▼
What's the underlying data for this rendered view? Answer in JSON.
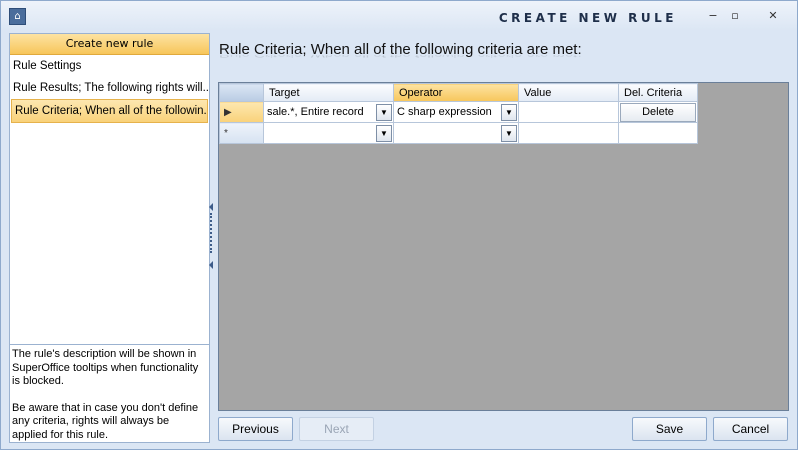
{
  "window": {
    "title": "CREATE NEW RULE",
    "app_icon": "lock-icon",
    "controls": {
      "minimize": "−",
      "restore": "▫",
      "close": "✕"
    }
  },
  "sidebar": {
    "header": "Create new rule",
    "items": [
      {
        "label": "Rule Settings",
        "selected": false
      },
      {
        "label": "Rule Results; The following rights will...",
        "selected": false
      },
      {
        "label": "Rule Criteria; When all of the followin...",
        "selected": true
      }
    ],
    "description_1": "The rule's description will be shown in SuperOffice tooltips when functionality is blocked.",
    "description_2": "Be aware that in case you don't define any criteria, rights will always be applied for this rule."
  },
  "main": {
    "title": "Rule Criteria; When all of the following criteria are met:",
    "grid": {
      "columns": [
        "Target",
        "Operator",
        "Value",
        "Del. Criteria"
      ],
      "rows": [
        {
          "marker": "▶",
          "target": "sale.*, Entire record",
          "operator": "C sharp expression",
          "value": "",
          "delete": "Delete"
        },
        {
          "marker": "*",
          "target": "",
          "operator": "",
          "value": "",
          "delete": ""
        }
      ]
    }
  },
  "footer": {
    "previous": "Previous",
    "next": "Next",
    "save": "Save",
    "cancel": "Cancel"
  },
  "colors": {
    "accent": "#f7c65b",
    "grid_bg": "#a5a5a5",
    "frame": "#dbe6f4"
  }
}
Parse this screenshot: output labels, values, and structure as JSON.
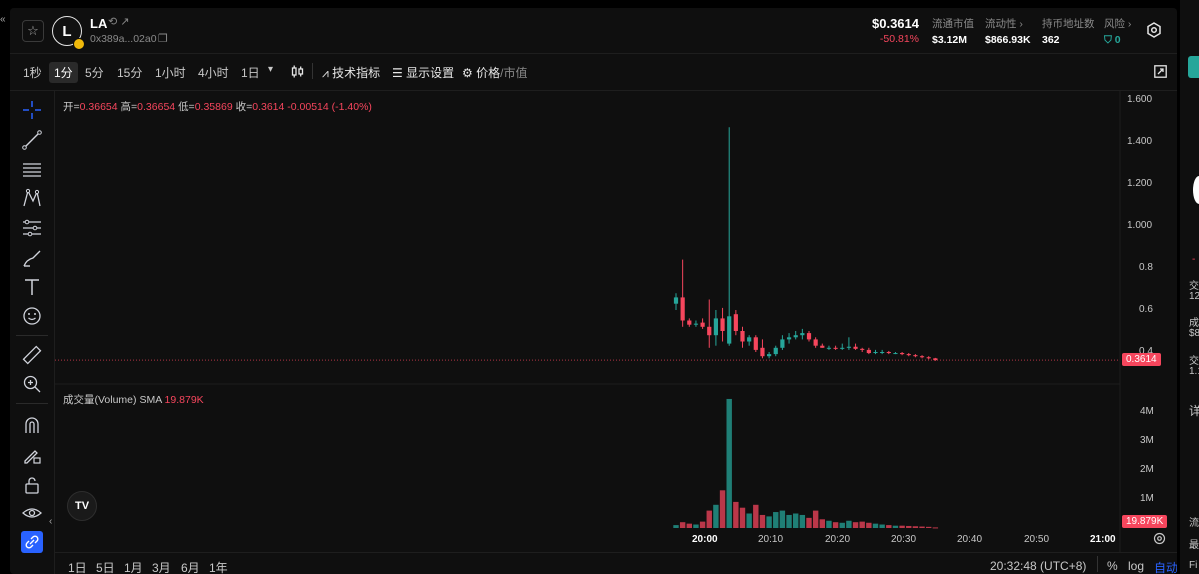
{
  "header": {
    "token_initial": "L",
    "token_name": "LA",
    "token_address": "0x389a...02a0",
    "price": "$0.3614",
    "price_change": "-50.81%",
    "stats": [
      {
        "label": "流通市值",
        "value": "$3.12M"
      },
      {
        "label": "流动性 ›",
        "value": "$866.93K"
      },
      {
        "label": "持币地址数",
        "value": "362"
      },
      {
        "label": "风险 ›",
        "value": "0"
      }
    ]
  },
  "toolbar": {
    "timeframes": [
      "1秒",
      "1分",
      "5分",
      "15分",
      "1小时",
      "4小时",
      "1日"
    ],
    "active_timeframe": "1分",
    "indicators_label": "技术指标",
    "display_label": "显示设置",
    "price_label": "价格",
    "mcap_label": "/市值"
  },
  "legend": {
    "open_label": "开=",
    "open": "0.36654",
    "high_label": "高=",
    "high": "0.36654",
    "low_label": "低=",
    "low": "0.35869",
    "close_label": "收=",
    "close": "0.3614",
    "change": "-0.00514 (-1.40%)",
    "volume_label": "成交量(Volume)",
    "volume_sma_label": "SMA",
    "volume_value": "19.879K"
  },
  "chart_data": {
    "type": "candlestick",
    "price_axis_ticks": [
      "1.600",
      "1.400",
      "1.200",
      "1.000",
      "0.8",
      "0.6",
      "0.4"
    ],
    "volume_axis_ticks": [
      "4M",
      "3M",
      "2M",
      "1M"
    ],
    "x_ticks": [
      "20:00",
      "20:10",
      "20:20",
      "20:30",
      "20:40",
      "20:50",
      "21:00"
    ],
    "last_price": "0.3614",
    "last_volume": "19.879K",
    "candles": [
      {
        "o": 0.63,
        "h": 0.68,
        "l": 0.6,
        "c": 0.66,
        "v": 0.1
      },
      {
        "o": 0.66,
        "h": 0.84,
        "l": 0.52,
        "c": 0.55,
        "v": 0.2
      },
      {
        "o": 0.55,
        "h": 0.56,
        "l": 0.52,
        "c": 0.53,
        "v": 0.15
      },
      {
        "o": 0.53,
        "h": 0.55,
        "l": 0.52,
        "c": 0.535,
        "v": 0.12
      },
      {
        "o": 0.54,
        "h": 0.56,
        "l": 0.51,
        "c": 0.52,
        "v": 0.22
      },
      {
        "o": 0.52,
        "h": 0.65,
        "l": 0.42,
        "c": 0.48,
        "v": 0.6
      },
      {
        "o": 0.48,
        "h": 0.6,
        "l": 0.43,
        "c": 0.56,
        "v": 0.8
      },
      {
        "o": 0.56,
        "h": 0.61,
        "l": 0.45,
        "c": 0.5,
        "v": 1.3
      },
      {
        "o": 0.44,
        "h": 1.47,
        "l": 0.43,
        "c": 0.57,
        "v": 4.45
      },
      {
        "o": 0.58,
        "h": 0.6,
        "l": 0.48,
        "c": 0.5,
        "v": 0.9
      },
      {
        "o": 0.5,
        "h": 0.52,
        "l": 0.42,
        "c": 0.45,
        "v": 0.7
      },
      {
        "o": 0.45,
        "h": 0.48,
        "l": 0.43,
        "c": 0.47,
        "v": 0.5
      },
      {
        "o": 0.47,
        "h": 0.48,
        "l": 0.4,
        "c": 0.41,
        "v": 0.8
      },
      {
        "o": 0.42,
        "h": 0.46,
        "l": 0.37,
        "c": 0.38,
        "v": 0.45
      },
      {
        "o": 0.38,
        "h": 0.4,
        "l": 0.37,
        "c": 0.39,
        "v": 0.4
      },
      {
        "o": 0.39,
        "h": 0.43,
        "l": 0.38,
        "c": 0.42,
        "v": 0.55
      },
      {
        "o": 0.42,
        "h": 0.48,
        "l": 0.41,
        "c": 0.46,
        "v": 0.6
      },
      {
        "o": 0.46,
        "h": 0.49,
        "l": 0.44,
        "c": 0.47,
        "v": 0.45
      },
      {
        "o": 0.47,
        "h": 0.5,
        "l": 0.46,
        "c": 0.48,
        "v": 0.5
      },
      {
        "o": 0.48,
        "h": 0.51,
        "l": 0.46,
        "c": 0.49,
        "v": 0.45
      },
      {
        "o": 0.49,
        "h": 0.5,
        "l": 0.45,
        "c": 0.46,
        "v": 0.35
      },
      {
        "o": 0.46,
        "h": 0.47,
        "l": 0.42,
        "c": 0.43,
        "v": 0.6
      },
      {
        "o": 0.43,
        "h": 0.44,
        "l": 0.42,
        "c": 0.42,
        "v": 0.3
      },
      {
        "o": 0.42,
        "h": 0.43,
        "l": 0.41,
        "c": 0.42,
        "v": 0.25
      },
      {
        "o": 0.42,
        "h": 0.43,
        "l": 0.41,
        "c": 0.415,
        "v": 0.2
      },
      {
        "o": 0.415,
        "h": 0.44,
        "l": 0.41,
        "c": 0.42,
        "v": 0.18
      },
      {
        "o": 0.42,
        "h": 0.47,
        "l": 0.41,
        "c": 0.425,
        "v": 0.25
      },
      {
        "o": 0.425,
        "h": 0.44,
        "l": 0.41,
        "c": 0.415,
        "v": 0.2
      },
      {
        "o": 0.415,
        "h": 0.42,
        "l": 0.4,
        "c": 0.41,
        "v": 0.22
      },
      {
        "o": 0.41,
        "h": 0.42,
        "l": 0.39,
        "c": 0.395,
        "v": 0.18
      },
      {
        "o": 0.395,
        "h": 0.41,
        "l": 0.39,
        "c": 0.4,
        "v": 0.15
      },
      {
        "o": 0.4,
        "h": 0.41,
        "l": 0.39,
        "c": 0.4,
        "v": 0.12
      },
      {
        "o": 0.4,
        "h": 0.405,
        "l": 0.39,
        "c": 0.395,
        "v": 0.1
      },
      {
        "o": 0.395,
        "h": 0.4,
        "l": 0.39,
        "c": 0.395,
        "v": 0.08
      },
      {
        "o": 0.395,
        "h": 0.4,
        "l": 0.385,
        "c": 0.39,
        "v": 0.08
      },
      {
        "o": 0.39,
        "h": 0.395,
        "l": 0.38,
        "c": 0.385,
        "v": 0.07
      },
      {
        "o": 0.385,
        "h": 0.39,
        "l": 0.375,
        "c": 0.38,
        "v": 0.06
      },
      {
        "o": 0.38,
        "h": 0.385,
        "l": 0.37,
        "c": 0.375,
        "v": 0.05
      },
      {
        "o": 0.375,
        "h": 0.38,
        "l": 0.365,
        "c": 0.37,
        "v": 0.04
      },
      {
        "o": 0.37,
        "h": 0.372,
        "l": 0.358,
        "c": 0.3614,
        "v": 0.02
      }
    ]
  },
  "colors": {
    "up": "#26a69a",
    "down": "#f6465d",
    "accent": "#2962ff"
  },
  "bottom": {
    "ranges": [
      "1日",
      "5日",
      "1月",
      "3月",
      "6月",
      "1年"
    ],
    "clock": "20:32:48 (UTC+8)",
    "pct": "%",
    "log": "log",
    "auto": "自动"
  },
  "right_panel": {
    "rows": [
      "交",
      "12",
      "成",
      "$8",
      "交",
      "1.1",
      "详",
      "流",
      "最",
      "Fi"
    ]
  },
  "tv_logo": "TV"
}
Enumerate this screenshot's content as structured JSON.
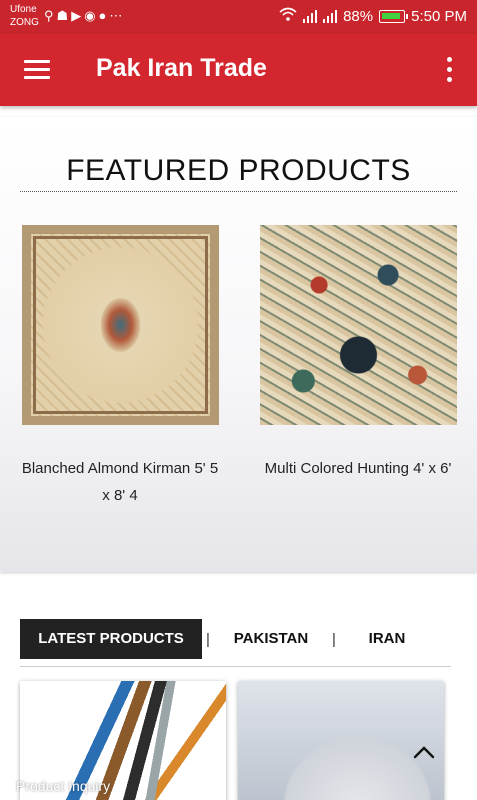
{
  "status_bar": {
    "carrier_1": "Ufone",
    "carrier_2": "ZONG",
    "notification_icons": [
      "usb-icon",
      "snapchat-icon",
      "youtube-icon",
      "media-icon",
      "chat-icon",
      "more-icon"
    ],
    "signal_icons": [
      "wifi-icon",
      "signal-icon",
      "signal-icon"
    ],
    "battery": "88%",
    "time": "5:50 PM"
  },
  "app_bar": {
    "title": "Pak Iran Trade",
    "menu_icon": "hamburger-menu-icon",
    "overflow_icon": "overflow-menu-icon"
  },
  "featured": {
    "title": "FEATURED PRODUCTS",
    "products": [
      {
        "name": "Blanched Almond Kirman 5' 5 x 8' 4",
        "image": "rug-kirman"
      },
      {
        "name": "Multi Colored Hunting 4' x 6'",
        "image": "rug-hunting"
      }
    ]
  },
  "tabs": {
    "items": [
      {
        "label": "LATEST PRODUCTS",
        "active": true
      },
      {
        "label": "PAKISTAN",
        "active": false
      },
      {
        "label": "IRAN",
        "active": false
      }
    ],
    "separator": "|"
  },
  "latest": {
    "cards": [
      {
        "image": "electric-cables"
      },
      {
        "image": "white-powder"
      }
    ]
  },
  "floating": {
    "scroll_top_icon": "chevron-up-icon",
    "inquiry_label": "Product Inquiry"
  },
  "colors": {
    "status_bar": "#c9252c",
    "app_bar": "#d4262e",
    "active_tab": "#222222"
  }
}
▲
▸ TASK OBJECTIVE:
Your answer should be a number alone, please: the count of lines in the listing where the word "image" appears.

▸ ANSWER AREA:
4